Exercise description - The listing should be printed again without a single change.
##############################
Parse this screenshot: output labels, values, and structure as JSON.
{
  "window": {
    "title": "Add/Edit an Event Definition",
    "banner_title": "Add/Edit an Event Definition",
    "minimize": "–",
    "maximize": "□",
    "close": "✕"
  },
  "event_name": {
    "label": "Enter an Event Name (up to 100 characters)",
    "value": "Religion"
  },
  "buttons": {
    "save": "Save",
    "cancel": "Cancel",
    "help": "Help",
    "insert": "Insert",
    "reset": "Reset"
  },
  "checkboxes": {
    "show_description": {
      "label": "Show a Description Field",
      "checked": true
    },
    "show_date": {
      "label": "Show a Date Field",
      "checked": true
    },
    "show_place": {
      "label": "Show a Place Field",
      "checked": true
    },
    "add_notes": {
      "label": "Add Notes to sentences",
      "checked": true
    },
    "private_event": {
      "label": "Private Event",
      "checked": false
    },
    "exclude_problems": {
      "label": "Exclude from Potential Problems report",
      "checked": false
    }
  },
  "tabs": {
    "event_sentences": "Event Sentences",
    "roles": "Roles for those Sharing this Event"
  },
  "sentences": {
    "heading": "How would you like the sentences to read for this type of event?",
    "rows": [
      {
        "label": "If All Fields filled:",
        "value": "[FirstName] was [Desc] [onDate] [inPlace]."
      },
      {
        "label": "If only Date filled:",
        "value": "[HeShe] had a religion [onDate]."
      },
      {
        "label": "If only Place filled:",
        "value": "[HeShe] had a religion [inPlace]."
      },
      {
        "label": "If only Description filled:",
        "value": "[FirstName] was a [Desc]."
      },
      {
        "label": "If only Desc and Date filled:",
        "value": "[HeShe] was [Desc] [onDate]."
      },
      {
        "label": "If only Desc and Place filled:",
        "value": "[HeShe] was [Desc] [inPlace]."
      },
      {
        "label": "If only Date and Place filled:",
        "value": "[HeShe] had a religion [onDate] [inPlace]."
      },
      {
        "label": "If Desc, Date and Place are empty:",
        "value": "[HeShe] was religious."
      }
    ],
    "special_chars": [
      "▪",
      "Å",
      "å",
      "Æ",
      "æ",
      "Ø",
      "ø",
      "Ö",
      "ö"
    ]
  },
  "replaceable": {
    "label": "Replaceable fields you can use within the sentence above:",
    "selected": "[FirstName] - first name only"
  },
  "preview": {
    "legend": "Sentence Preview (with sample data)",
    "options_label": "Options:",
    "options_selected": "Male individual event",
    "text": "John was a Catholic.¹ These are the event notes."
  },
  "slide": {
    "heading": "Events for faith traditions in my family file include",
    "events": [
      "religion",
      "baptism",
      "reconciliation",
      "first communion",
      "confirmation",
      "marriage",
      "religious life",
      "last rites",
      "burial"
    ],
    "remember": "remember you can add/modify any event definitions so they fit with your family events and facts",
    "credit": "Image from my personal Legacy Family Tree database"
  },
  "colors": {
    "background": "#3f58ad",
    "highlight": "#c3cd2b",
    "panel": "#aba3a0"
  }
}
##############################
Your response -
Parse this screenshot: output labels, values, and structure as JSON.
{
  "window": {
    "title": "Add/Edit an Event Definition",
    "banner_title": "Add/Edit an Event Definition",
    "minimize": "–",
    "maximize": "□",
    "close": "✕"
  },
  "event_name": {
    "label": "Enter an Event Name (up to 100 characters)",
    "value": "Religion"
  },
  "buttons": {
    "save": "Save",
    "cancel": "Cancel",
    "help": "Help",
    "insert": "Insert",
    "reset": "Reset"
  },
  "checkboxes": {
    "show_description": {
      "label": "Show a Description Field",
      "checked": true
    },
    "show_date": {
      "label": "Show a Date Field",
      "checked": true
    },
    "show_place": {
      "label": "Show a Place Field",
      "checked": true
    },
    "add_notes": {
      "label": "Add Notes to sentences",
      "checked": true
    },
    "private_event": {
      "label": "Private Event",
      "checked": false
    },
    "exclude_problems": {
      "label": "Exclude from Potential Problems report",
      "checked": false
    }
  },
  "tabs": {
    "event_sentences": "Event Sentences",
    "roles": "Roles for those Sharing this Event"
  },
  "sentences": {
    "heading": "How would you like the sentences to read for this type of event?",
    "rows": [
      {
        "label": "If All Fields filled:",
        "value": "[FirstName] was [Desc] [onDate] [inPlace]."
      },
      {
        "label": "If only Date filled:",
        "value": "[HeShe] had a religion [onDate]."
      },
      {
        "label": "If only Place filled:",
        "value": "[HeShe] had a religion [inPlace]."
      },
      {
        "label": "If only Description filled:",
        "value": "[FirstName] was a [Desc]."
      },
      {
        "label": "If only Desc and Date filled:",
        "value": "[HeShe] was [Desc] [onDate]."
      },
      {
        "label": "If only Desc and Place filled:",
        "value": "[HeShe] was [Desc] [inPlace]."
      },
      {
        "label": "If only Date and Place filled:",
        "value": "[HeShe] had a religion [onDate] [inPlace]."
      },
      {
        "label": "If Desc, Date and Place are empty:",
        "value": "[HeShe] was religious."
      }
    ],
    "special_chars": [
      "▪",
      "Å",
      "å",
      "Æ",
      "æ",
      "Ø",
      "ø",
      "Ö",
      "ö"
    ]
  },
  "replaceable": {
    "label": "Replaceable fields you can use within the sentence above:",
    "selected": "[FirstName] - first name only"
  },
  "preview": {
    "legend": "Sentence Preview (with sample data)",
    "options_label": "Options:",
    "options_selected": "Male individual event",
    "text": "John was a Catholic.¹ These are the event notes."
  },
  "slide": {
    "heading": "Events for faith traditions in my family file include",
    "events": [
      "religion",
      "baptism",
      "reconciliation",
      "first communion",
      "confirmation",
      "marriage",
      "religious life",
      "last rites",
      "burial"
    ],
    "remember": "remember you can add/modify any event definitions so they fit with your family events and facts",
    "credit": "Image from my personal Legacy Family Tree database"
  },
  "colors": {
    "background": "#3f58ad",
    "highlight": "#c3cd2b",
    "panel": "#aba3a0"
  }
}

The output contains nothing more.